Exercise brief — Could you repeat word for word only the lines from the one containing "Convert this screenshot" to the last line of the data below?

Materials provided —
[Start of Attachment]
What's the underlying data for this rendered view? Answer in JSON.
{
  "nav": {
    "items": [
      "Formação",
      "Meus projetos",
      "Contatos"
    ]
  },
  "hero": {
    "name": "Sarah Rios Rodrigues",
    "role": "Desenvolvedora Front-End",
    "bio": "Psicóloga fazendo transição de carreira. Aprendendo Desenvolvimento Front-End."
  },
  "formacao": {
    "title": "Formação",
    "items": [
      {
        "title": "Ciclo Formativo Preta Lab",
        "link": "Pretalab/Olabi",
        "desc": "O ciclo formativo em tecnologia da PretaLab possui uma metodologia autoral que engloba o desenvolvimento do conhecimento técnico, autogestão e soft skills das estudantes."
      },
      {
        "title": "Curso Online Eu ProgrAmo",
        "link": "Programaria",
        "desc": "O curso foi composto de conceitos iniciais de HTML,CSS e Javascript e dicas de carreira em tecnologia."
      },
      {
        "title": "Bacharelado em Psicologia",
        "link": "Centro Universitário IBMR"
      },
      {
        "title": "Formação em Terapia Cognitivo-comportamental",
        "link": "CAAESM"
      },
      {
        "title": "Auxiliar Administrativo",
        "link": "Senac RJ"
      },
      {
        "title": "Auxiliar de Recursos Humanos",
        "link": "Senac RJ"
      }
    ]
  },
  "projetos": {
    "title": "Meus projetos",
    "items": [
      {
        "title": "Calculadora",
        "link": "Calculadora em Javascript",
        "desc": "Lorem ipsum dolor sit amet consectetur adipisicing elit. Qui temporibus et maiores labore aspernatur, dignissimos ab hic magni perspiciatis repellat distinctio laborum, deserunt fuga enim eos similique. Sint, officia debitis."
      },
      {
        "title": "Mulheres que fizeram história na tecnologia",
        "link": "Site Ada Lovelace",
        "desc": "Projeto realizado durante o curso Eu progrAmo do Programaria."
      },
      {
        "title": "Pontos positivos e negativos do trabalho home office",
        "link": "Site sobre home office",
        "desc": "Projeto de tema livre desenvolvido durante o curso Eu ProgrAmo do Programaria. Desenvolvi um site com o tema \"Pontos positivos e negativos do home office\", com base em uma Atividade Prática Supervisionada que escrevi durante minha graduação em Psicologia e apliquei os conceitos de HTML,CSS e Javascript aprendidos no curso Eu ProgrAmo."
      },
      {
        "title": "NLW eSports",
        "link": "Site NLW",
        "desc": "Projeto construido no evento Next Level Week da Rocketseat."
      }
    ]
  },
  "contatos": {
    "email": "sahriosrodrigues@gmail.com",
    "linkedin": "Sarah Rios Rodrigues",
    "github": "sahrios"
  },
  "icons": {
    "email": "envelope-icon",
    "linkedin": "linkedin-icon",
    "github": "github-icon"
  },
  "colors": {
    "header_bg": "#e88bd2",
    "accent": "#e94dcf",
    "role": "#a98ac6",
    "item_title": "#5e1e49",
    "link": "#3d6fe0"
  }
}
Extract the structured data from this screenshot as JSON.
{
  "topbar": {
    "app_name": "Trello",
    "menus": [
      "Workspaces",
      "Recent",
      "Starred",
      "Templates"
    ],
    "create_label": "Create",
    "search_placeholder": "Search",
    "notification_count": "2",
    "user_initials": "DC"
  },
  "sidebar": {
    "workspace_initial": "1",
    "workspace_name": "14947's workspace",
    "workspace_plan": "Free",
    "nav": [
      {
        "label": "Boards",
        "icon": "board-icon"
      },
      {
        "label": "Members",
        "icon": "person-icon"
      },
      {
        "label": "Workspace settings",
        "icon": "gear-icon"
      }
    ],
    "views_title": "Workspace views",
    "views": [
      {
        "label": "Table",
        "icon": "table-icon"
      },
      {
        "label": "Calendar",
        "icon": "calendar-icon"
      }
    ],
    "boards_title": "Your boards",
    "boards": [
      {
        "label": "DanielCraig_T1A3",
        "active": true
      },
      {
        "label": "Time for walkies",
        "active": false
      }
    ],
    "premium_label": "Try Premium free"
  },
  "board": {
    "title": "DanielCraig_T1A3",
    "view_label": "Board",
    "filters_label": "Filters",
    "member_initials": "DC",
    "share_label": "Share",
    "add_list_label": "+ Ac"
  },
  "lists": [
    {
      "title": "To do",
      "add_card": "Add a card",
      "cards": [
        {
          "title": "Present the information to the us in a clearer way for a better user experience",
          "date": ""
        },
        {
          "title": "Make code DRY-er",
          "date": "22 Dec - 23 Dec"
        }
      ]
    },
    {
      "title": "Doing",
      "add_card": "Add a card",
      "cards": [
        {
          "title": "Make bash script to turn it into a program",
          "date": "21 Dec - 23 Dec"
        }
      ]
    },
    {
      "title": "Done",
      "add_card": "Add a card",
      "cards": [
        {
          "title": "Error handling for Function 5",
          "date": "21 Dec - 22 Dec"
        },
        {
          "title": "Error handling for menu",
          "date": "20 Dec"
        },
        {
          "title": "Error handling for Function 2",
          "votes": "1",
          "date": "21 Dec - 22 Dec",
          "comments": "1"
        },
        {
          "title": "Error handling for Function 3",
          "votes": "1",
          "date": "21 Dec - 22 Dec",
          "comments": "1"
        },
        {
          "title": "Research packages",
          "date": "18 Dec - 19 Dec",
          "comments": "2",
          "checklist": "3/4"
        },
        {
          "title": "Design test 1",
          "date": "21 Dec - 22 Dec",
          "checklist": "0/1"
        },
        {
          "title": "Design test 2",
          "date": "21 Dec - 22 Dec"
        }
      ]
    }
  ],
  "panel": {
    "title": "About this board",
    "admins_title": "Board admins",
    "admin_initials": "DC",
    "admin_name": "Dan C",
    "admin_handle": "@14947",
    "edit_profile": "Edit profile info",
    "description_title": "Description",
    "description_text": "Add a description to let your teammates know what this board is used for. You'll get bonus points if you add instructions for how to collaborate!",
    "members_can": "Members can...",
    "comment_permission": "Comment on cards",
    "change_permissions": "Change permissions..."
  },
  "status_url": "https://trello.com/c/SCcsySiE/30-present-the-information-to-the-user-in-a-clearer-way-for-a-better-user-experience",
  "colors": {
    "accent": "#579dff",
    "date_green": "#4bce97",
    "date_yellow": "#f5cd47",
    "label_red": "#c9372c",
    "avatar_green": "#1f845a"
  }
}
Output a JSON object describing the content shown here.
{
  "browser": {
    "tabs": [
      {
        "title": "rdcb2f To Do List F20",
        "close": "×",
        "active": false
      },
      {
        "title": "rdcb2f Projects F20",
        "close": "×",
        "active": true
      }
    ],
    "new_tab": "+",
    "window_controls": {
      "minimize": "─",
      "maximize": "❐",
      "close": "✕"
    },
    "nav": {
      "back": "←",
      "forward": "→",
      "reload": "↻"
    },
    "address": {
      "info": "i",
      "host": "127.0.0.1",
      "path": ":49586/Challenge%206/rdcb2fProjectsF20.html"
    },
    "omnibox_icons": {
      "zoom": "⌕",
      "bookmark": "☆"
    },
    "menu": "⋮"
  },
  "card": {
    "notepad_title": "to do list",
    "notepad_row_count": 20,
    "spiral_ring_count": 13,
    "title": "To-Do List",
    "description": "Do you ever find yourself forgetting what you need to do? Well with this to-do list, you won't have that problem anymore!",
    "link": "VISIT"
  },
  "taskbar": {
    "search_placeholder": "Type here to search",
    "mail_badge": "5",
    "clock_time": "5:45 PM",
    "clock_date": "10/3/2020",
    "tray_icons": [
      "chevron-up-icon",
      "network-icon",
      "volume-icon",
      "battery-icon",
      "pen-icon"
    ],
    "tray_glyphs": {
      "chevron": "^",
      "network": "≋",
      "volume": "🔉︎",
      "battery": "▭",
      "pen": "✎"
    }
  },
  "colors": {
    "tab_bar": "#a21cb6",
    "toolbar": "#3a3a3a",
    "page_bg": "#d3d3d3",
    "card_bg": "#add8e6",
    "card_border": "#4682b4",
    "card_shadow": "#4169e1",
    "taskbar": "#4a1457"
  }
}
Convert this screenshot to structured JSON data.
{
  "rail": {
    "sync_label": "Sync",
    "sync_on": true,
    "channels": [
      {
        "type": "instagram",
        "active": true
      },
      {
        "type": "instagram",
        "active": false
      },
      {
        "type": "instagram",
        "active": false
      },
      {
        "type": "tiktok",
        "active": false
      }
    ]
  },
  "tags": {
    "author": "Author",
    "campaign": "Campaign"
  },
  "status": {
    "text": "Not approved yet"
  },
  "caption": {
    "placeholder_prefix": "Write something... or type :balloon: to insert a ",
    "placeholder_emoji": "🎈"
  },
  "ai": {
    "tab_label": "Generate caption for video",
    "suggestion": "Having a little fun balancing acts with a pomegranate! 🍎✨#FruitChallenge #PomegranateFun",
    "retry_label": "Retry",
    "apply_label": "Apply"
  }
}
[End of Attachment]
Answer section —
Convert this screenshot to structured JSON data.
{
  "rail": {
    "sync_label": "Sync",
    "sync_on": true,
    "channels": [
      {
        "type": "instagram",
        "active": true
      },
      {
        "type": "instagram",
        "active": false
      },
      {
        "type": "instagram",
        "active": false
      },
      {
        "type": "tiktok",
        "active": false
      }
    ]
  },
  "tags": {
    "author": "Author",
    "campaign": "Campaign"
  },
  "status": {
    "text": "Not approved yet"
  },
  "caption": {
    "placeholder_prefix": "Write something... or type :balloon: to insert a ",
    "placeholder_emoji": "🎈"
  },
  "ai": {
    "tab_label": "Generate caption for video",
    "suggestion": "Having a little fun balancing acts with a pomegranate! 🍎✨#FruitChallenge #PomegranateFun",
    "retry_label": "Retry",
    "apply_label": "Apply"
  }
}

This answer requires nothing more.